Entries from a dataset of interfaces

+++

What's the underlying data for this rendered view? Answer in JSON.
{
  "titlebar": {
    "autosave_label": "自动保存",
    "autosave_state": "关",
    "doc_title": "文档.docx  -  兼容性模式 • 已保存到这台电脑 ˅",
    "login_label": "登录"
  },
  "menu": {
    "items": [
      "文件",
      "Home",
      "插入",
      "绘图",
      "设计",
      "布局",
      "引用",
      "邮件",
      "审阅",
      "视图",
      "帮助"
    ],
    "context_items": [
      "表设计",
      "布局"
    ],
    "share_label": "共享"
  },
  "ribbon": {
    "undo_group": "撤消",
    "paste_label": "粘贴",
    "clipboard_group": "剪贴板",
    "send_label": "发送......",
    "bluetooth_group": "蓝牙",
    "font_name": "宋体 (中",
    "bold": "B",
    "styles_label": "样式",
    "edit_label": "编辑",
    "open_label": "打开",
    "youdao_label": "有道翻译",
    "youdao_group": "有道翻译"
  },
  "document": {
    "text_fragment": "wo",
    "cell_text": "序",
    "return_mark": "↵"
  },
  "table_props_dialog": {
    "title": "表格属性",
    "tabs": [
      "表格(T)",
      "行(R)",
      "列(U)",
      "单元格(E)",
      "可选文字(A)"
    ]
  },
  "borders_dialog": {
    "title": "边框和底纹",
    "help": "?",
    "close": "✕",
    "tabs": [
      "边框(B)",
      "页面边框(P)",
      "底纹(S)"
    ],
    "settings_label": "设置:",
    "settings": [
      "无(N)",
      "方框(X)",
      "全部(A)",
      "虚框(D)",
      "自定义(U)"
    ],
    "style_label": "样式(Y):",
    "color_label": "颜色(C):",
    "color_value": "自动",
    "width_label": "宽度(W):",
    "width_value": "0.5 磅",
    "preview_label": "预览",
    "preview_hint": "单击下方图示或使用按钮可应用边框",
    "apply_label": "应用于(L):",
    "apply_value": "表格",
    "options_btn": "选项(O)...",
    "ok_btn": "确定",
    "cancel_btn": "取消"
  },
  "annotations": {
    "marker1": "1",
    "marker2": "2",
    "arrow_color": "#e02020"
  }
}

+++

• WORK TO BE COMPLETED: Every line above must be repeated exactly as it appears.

• REPLY:
What's the underlying data for this rendered view? Answer in JSON.
{
  "titlebar": {
    "autosave_label": "自动保存",
    "autosave_state": "关",
    "doc_title": "文档.docx  -  兼容性模式 • 已保存到这台电脑 ˅",
    "login_label": "登录"
  },
  "menu": {
    "items": [
      "文件",
      "Home",
      "插入",
      "绘图",
      "设计",
      "布局",
      "引用",
      "邮件",
      "审阅",
      "视图",
      "帮助"
    ],
    "context_items": [
      "表设计",
      "布局"
    ],
    "share_label": "共享"
  },
  "ribbon": {
    "undo_group": "撤消",
    "paste_label": "粘贴",
    "clipboard_group": "剪贴板",
    "send_label": "发送......",
    "bluetooth_group": "蓝牙",
    "font_name": "宋体 (中",
    "bold": "B",
    "styles_label": "样式",
    "edit_label": "编辑",
    "open_label": "打开",
    "youdao_label": "有道翻译",
    "youdao_group": "有道翻译"
  },
  "document": {
    "text_fragment": "wo",
    "cell_text": "序",
    "return_mark": "↵"
  },
  "table_props_dialog": {
    "title": "表格属性",
    "tabs": [
      "表格(T)",
      "行(R)",
      "列(U)",
      "单元格(E)",
      "可选文字(A)"
    ]
  },
  "borders_dialog": {
    "title": "边框和底纹",
    "help": "?",
    "close": "✕",
    "tabs": [
      "边框(B)",
      "页面边框(P)",
      "底纹(S)"
    ],
    "settings_label": "设置:",
    "settings": [
      "无(N)",
      "方框(X)",
      "全部(A)",
      "虚框(D)",
      "自定义(U)"
    ],
    "style_label": "样式(Y):",
    "color_label": "颜色(C):",
    "color_value": "自动",
    "width_label": "宽度(W):",
    "width_value": "0.5 磅",
    "preview_label": "预览",
    "preview_hint": "单击下方图示或使用按钮可应用边框",
    "apply_label": "应用于(L):",
    "apply_value": "表格",
    "options_btn": "选项(O)...",
    "ok_btn": "确定",
    "cancel_btn": "取消"
  },
  "annotations": {
    "marker1": "1",
    "marker2": "2",
    "arrow_color": "#e02020"
  }
}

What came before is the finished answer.